An astrolabe is a device historically used to determine the date and time of day from the positions of the sun or stars. Astrolabe was used from classical antiquity, about the 2nd century BC, until the age of discovery. It was superseded by the more accurate sextant, star charts, and time-keeping devices.
Flat-Earthers claim an astrolabe can work because Earth is flat. In reality, astrolabes are designed using the spherical Earth model. They could not possibly work if Earth is flat.
Continue reading “Astrolabe”
We can determine if a star is visible from a specific location using the declination of the star and the latitude of the observer, subject to other conditions like observer’s topology, the magnitude of the star, weather conditions, etc. It is possible to do this because Earth is a rotating sphere.
If the Earth is flat, every star would have been visible all night from every location.
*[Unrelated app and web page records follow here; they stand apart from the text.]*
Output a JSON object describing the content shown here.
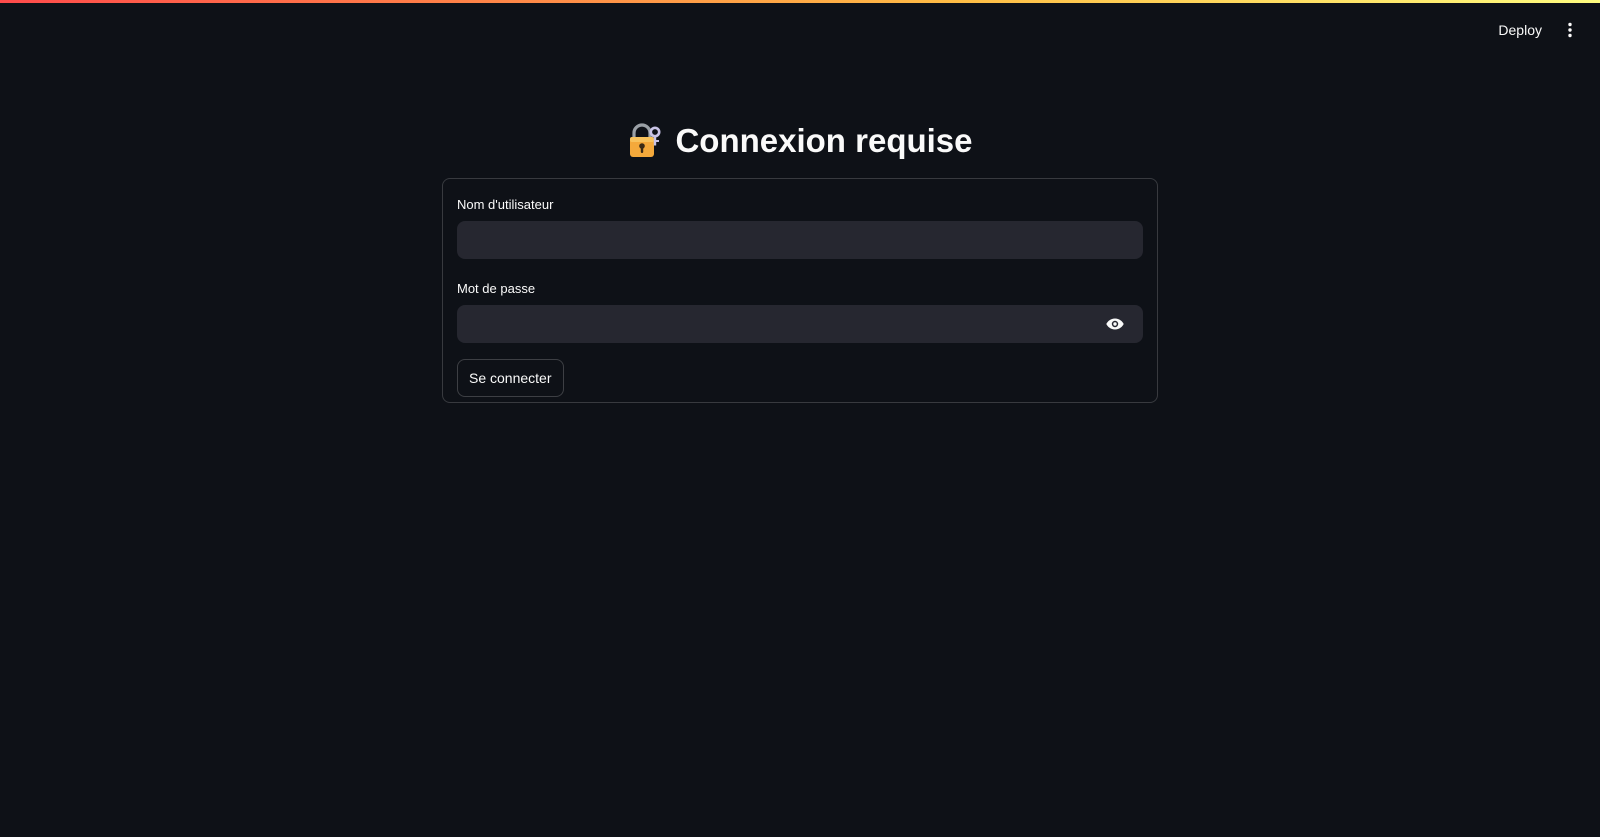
{
  "header": {
    "deploy_label": "Deploy",
    "menu_icon": "vertical-dots-icon"
  },
  "login": {
    "title_icon": "lock-with-key-icon",
    "title": "Connexion requise",
    "username": {
      "label": "Nom d'utilisateur",
      "value": "",
      "placeholder": ""
    },
    "password": {
      "label": "Mot de passe",
      "value": "",
      "placeholder": "",
      "toggle_icon": "eye-icon"
    },
    "submit_label": "Se connecter"
  },
  "colors": {
    "background": "#0e1117",
    "input_background": "#262730",
    "text": "#fafafa",
    "decoration_start": "#ff4b4b",
    "decoration_end": "#fffd80"
  }
}
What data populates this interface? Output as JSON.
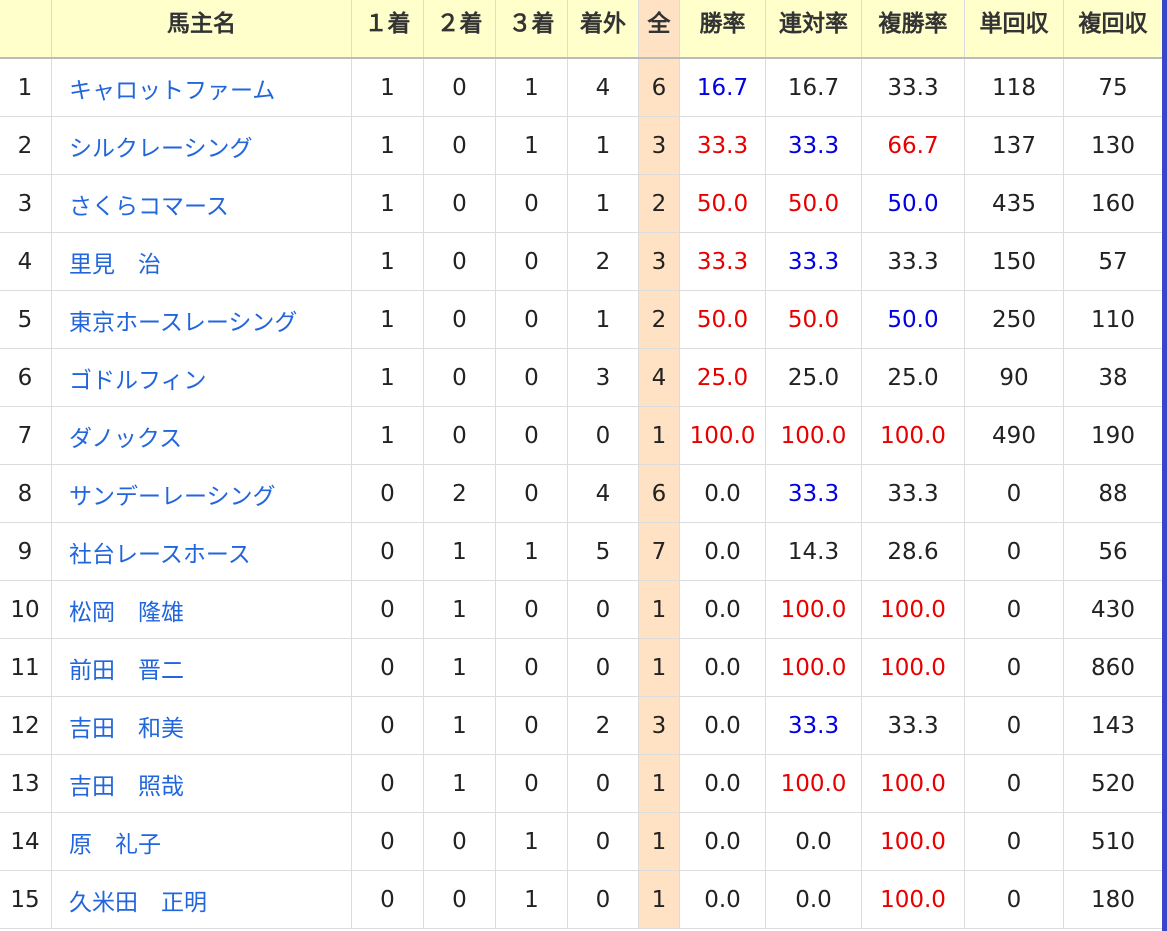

We don’t see the same stars every night because some of them are below the horizon and obscured by the Earth.
Continue reading “Determining the Visibility of a Star From Its Declination and the Observer’s Latitude”